SUPPLIED MATERIAL =
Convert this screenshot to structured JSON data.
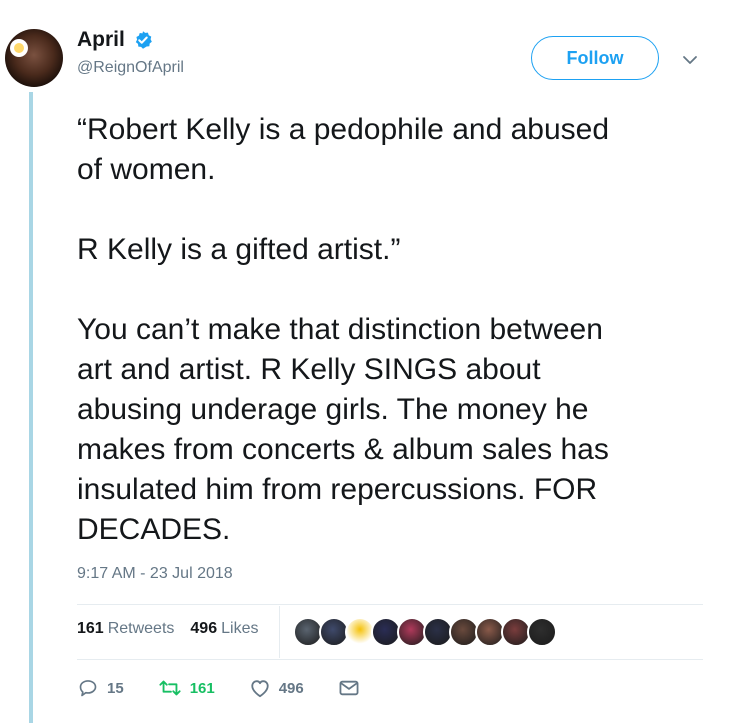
{
  "author": {
    "name": "April",
    "handle": "@ReignOfApril"
  },
  "follow_label": "Follow",
  "tweet": {
    "text": "“Robert Kelly is a pedophile and abused\nof women.\n\nR Kelly is a gifted artist.”\n\nYou can’t make that distinction between\nart and artist. R Kelly SINGS about\nabusing underage girls. The money he\nmakes from concerts & album sales has\ninsulated him from repercussions. FOR\nDECADES.",
    "timestamp": "9:17 AM - 23 Jul 2018"
  },
  "stats": {
    "retweets_count": "161",
    "retweets_label": "Retweets",
    "likes_count": "496",
    "likes_label": "Likes"
  },
  "actions": {
    "replies": "15",
    "retweets": "161",
    "likes": "496"
  },
  "colors": {
    "accent": "#1da1f2",
    "retweet": "#17bf63",
    "thread_line": "#a9d6e5"
  },
  "liker_colors": [
    "#5a6470",
    "#3f4a6b",
    "#f5c20a",
    "#2a2d55",
    "#b03a5b",
    "#2b3047",
    "#6a4a3d",
    "#8a5a4a",
    "#7a3d3d",
    "#2e2e2e"
  ]
}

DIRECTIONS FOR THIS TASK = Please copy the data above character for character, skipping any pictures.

RESPONSE TO THE TASK =
Convert this screenshot to structured JSON data.
{
  "author": {
    "name": "April",
    "handle": "@ReignOfApril"
  },
  "follow_label": "Follow",
  "tweet": {
    "text": "“Robert Kelly is a pedophile and abused\nof women.\n\nR Kelly is a gifted artist.”\n\nYou can’t make that distinction between\nart and artist. R Kelly SINGS about\nabusing underage girls. The money he\nmakes from concerts & album sales has\ninsulated him from repercussions. FOR\nDECADES.",
    "timestamp": "9:17 AM - 23 Jul 2018"
  },
  "stats": {
    "retweets_count": "161",
    "retweets_label": "Retweets",
    "likes_count": "496",
    "likes_label": "Likes"
  },
  "actions": {
    "replies": "15",
    "retweets": "161",
    "likes": "496"
  },
  "colors": {
    "accent": "#1da1f2",
    "retweet": "#17bf63",
    "thread_line": "#a9d6e5"
  },
  "liker_colors": [
    "#5a6470",
    "#3f4a6b",
    "#f5c20a",
    "#2a2d55",
    "#b03a5b",
    "#2b3047",
    "#6a4a3d",
    "#8a5a4a",
    "#7a3d3d",
    "#2e2e2e"
  ]
}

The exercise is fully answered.